EPA seeks to expand regulations on methane

The Environmental Protection Agency released guidance for tightening methane regulations in early November proposing a series of protections to mitigate the impacts of the oil and natural gas industry nationwide. This comes due to methane’s critical role in advancing the warming of the atmosphere, with emissions having the potential to trap about 80 times as much heat as carbon dioxide in the first 20 years following the initial emissions release. To cut down on the methane waste products associated with oil and gas drilling, the EPA seeks to codify actions that would force states to fix leaking production wells and eliminate venting of natural gas for new and existing sites, according to the agency.

Kai Hollenberg.jpeg

UNM biology student looks to lead in conservation efforts

  With a lifelong commitment and passion for protecting public lands in hand, University of New Mexico senior Kai Hollenberg embraces the challenges of conservation. As a biology major with a focus in conservation who serves as the president of the UNM Wilderness Alliance, her ongoing work with the U.S. Forest Service and National Park Service as well as opportunities to address pressing environmental concerns across the country has prepared Hollenberg for a life of service in the conservation sector. “When I think about how much time the average human spends working, I really want it to be for something I believe in,” Hollenberg said. “Conservation and the health of our planet is definitely at the top of that list for me.”
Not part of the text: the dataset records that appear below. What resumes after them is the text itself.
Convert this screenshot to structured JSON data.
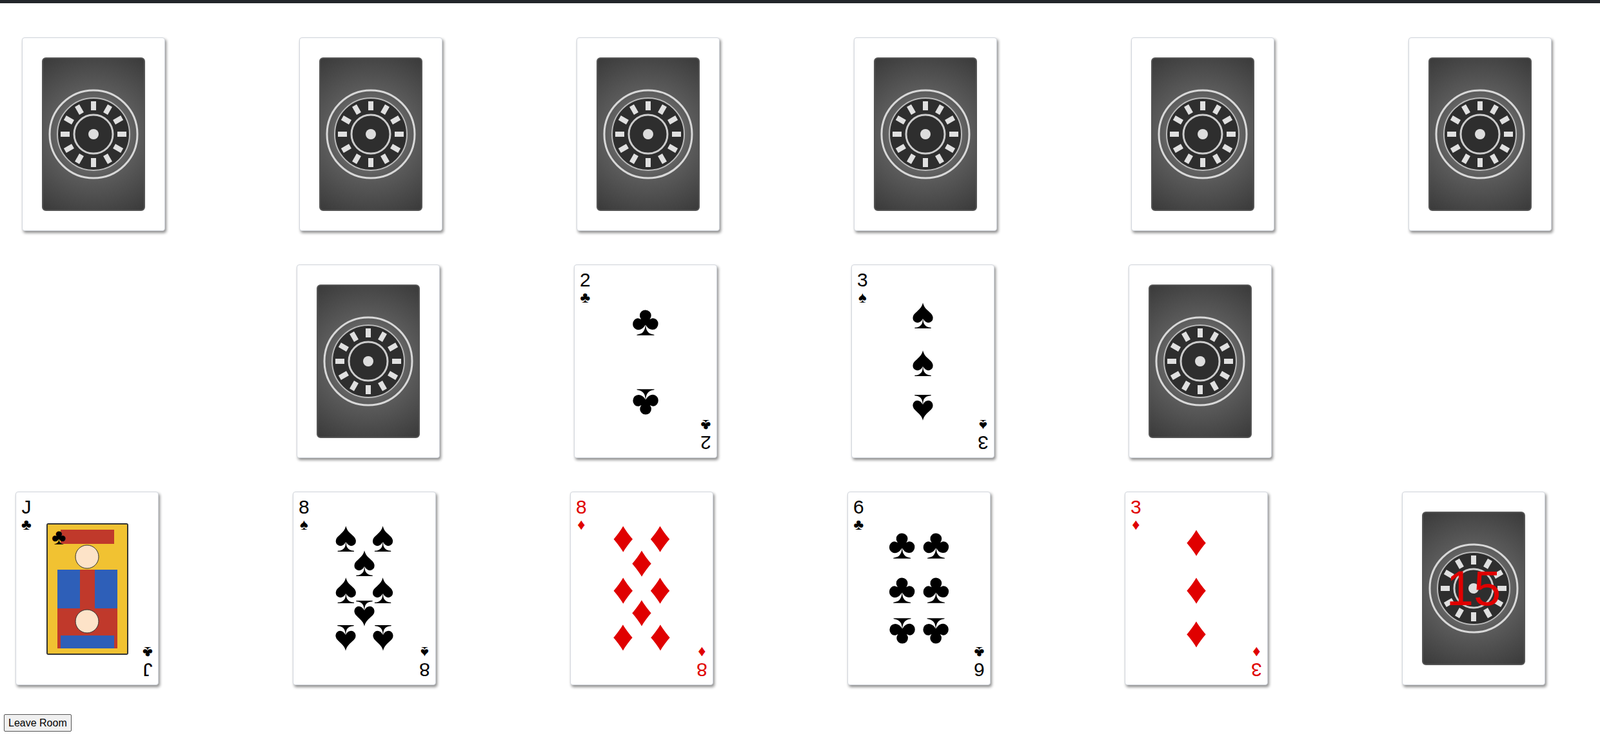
{
  "opponent_hand": [
    {
      "face_up": false
    },
    {
      "face_up": false
    },
    {
      "face_up": false
    },
    {
      "face_up": false
    },
    {
      "face_up": false
    },
    {
      "face_up": false
    }
  ],
  "table": [
    {
      "kind": "empty"
    },
    {
      "kind": "back"
    },
    {
      "kind": "card",
      "rank": "2",
      "suit": "♣",
      "color": "#000000"
    },
    {
      "kind": "card",
      "rank": "3",
      "suit": "♠",
      "color": "#000000"
    },
    {
      "kind": "back"
    },
    {
      "kind": "empty"
    }
  ],
  "player_hand": [
    {
      "rank": "J",
      "suit": "♣",
      "color": "#000000"
    },
    {
      "rank": "8",
      "suit": "♠",
      "color": "#000000"
    },
    {
      "rank": "8",
      "suit": "♦",
      "color": "#e00000"
    },
    {
      "rank": "6",
      "suit": "♣",
      "color": "#000000"
    },
    {
      "rank": "3",
      "suit": "♦",
      "color": "#e00000"
    }
  ],
  "deck": {
    "count": "15"
  },
  "buttons": [
    "Leave Room"
  ]
}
More articles »

Powered by SNworks Solutions by The State News
All Content © 2024 The Daily Lobo